Chief executives of three major oil and gas companies used a discussion in Houston to send a message to advocates of a swift energy transition: "Stop treating us like the enemies!"
“We’re not villains in this case. We’re part of the solution,” Petronas chief executive Tengku Muhammad Taufik said during the CERAWeek by S&P Global conference Monday.
Taufik, Hess chief executive John Hess and Cheniere chief executive Jack Fusco argued that anti-oil sentiment in the US and Europe has contributed to high energy prices now being experienced worldwide.
“This is an emergency,” Hess said while advocating for the release of 240 million barrels of oil from the US Strategic Petroleum Reserve over the next two months.
Hess added that US President Joe Biden’s administration policies that keep domestic oil production at lower levels while asking other countries to increase their production would hurt the energy transition in the long term.
“To have a smooth energy transition, we need a strong oil industry (and a) strong gas industry right here at home. The US is the largest oil and gas producer in the world. We should be playing to that strength,” he said.
Hess said production from unconventional plays should be ramped up as current shale plays may have only 10 to 15 years of production left.
"(Shale)'s no longer a bustling supplier — it's gone from a growth business to a harvest business — but it’s still very important,” he said.
“The US should grow (production) over the year by a million barrels a day.”
Fusco said Cheniere was built on the idea that liquefied natural gas would be a key part of the global energy mix and that the energy transition will require large amounts of gas to succeed.
“We always knew that that the role of LNG and natural gas is going to be extremely important to this energy transition,” he said.
“Scenarios have shown us on that the demand growth in LNG is very robust, and it's forecast to be that way (in the future).”
Cheniere is now producing 45 million tonnes per annum of LNG, Fusco said. The company announced Monday that it had contracted with Bechtel to build an additional 10 million tpa at its Corpus Christi, Texas facility “as quickly as possible”.
However, the belief that US LNG alone can supply Europe if Russian oil and gas is cut off is inaccurate, he said.
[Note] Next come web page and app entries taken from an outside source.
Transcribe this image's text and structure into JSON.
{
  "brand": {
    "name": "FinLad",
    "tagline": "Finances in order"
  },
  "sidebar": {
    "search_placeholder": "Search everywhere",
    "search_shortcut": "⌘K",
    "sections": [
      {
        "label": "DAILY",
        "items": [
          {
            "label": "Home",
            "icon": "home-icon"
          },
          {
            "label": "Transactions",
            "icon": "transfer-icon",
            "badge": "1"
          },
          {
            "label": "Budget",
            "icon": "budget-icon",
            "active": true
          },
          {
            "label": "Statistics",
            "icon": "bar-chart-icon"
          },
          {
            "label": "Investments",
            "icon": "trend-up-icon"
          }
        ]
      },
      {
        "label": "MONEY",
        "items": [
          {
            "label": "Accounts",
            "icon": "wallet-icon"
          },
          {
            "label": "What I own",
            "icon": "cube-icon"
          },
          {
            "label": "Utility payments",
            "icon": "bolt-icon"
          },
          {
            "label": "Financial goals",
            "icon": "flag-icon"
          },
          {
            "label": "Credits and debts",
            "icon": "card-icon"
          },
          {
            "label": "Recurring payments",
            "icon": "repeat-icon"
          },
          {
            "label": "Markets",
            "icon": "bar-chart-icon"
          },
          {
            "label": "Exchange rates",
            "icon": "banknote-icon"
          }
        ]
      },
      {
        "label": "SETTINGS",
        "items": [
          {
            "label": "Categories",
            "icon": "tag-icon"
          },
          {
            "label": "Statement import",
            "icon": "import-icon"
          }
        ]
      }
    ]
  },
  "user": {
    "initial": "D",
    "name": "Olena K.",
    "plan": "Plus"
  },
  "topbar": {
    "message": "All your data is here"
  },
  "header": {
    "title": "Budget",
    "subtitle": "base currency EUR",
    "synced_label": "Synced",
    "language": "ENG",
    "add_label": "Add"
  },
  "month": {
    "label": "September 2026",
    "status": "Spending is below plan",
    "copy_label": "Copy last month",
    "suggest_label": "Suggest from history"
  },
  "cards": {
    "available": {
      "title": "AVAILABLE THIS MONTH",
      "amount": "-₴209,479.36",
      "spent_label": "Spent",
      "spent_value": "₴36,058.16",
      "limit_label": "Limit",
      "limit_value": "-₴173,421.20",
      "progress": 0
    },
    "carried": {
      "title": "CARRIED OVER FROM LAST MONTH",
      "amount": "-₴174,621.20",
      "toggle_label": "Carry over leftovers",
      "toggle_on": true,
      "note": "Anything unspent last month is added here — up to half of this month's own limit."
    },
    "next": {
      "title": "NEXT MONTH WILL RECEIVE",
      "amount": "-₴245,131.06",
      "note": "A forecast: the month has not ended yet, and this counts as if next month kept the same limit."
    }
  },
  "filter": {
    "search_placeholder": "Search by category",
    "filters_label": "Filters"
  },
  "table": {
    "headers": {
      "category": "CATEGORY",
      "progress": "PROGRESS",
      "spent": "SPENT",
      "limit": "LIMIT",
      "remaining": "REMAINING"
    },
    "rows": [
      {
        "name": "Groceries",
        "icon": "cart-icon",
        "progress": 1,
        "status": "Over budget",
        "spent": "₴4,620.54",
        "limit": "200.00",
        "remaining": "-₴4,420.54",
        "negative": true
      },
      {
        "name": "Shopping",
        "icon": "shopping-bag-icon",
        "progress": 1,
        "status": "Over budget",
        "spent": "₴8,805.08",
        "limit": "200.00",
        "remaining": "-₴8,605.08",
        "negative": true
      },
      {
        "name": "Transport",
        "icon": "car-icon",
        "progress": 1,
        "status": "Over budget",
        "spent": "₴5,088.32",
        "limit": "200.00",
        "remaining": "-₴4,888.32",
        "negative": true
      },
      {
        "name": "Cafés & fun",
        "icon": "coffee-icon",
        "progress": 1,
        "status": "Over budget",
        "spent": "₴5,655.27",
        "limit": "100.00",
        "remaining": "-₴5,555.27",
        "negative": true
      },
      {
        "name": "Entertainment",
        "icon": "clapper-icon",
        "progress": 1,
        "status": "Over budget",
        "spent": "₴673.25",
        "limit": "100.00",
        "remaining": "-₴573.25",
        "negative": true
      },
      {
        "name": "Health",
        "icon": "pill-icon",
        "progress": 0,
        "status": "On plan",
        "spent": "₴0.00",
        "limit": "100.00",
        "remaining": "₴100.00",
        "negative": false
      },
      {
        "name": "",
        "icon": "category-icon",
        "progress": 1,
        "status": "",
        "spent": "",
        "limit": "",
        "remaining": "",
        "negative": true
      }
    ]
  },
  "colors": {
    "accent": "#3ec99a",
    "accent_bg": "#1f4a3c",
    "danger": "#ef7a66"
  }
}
“We’ve sent out over 2000 tankers to 37 different countries here recently. The majority of that has been to Europe, and we’re maxed out,” Fusco said.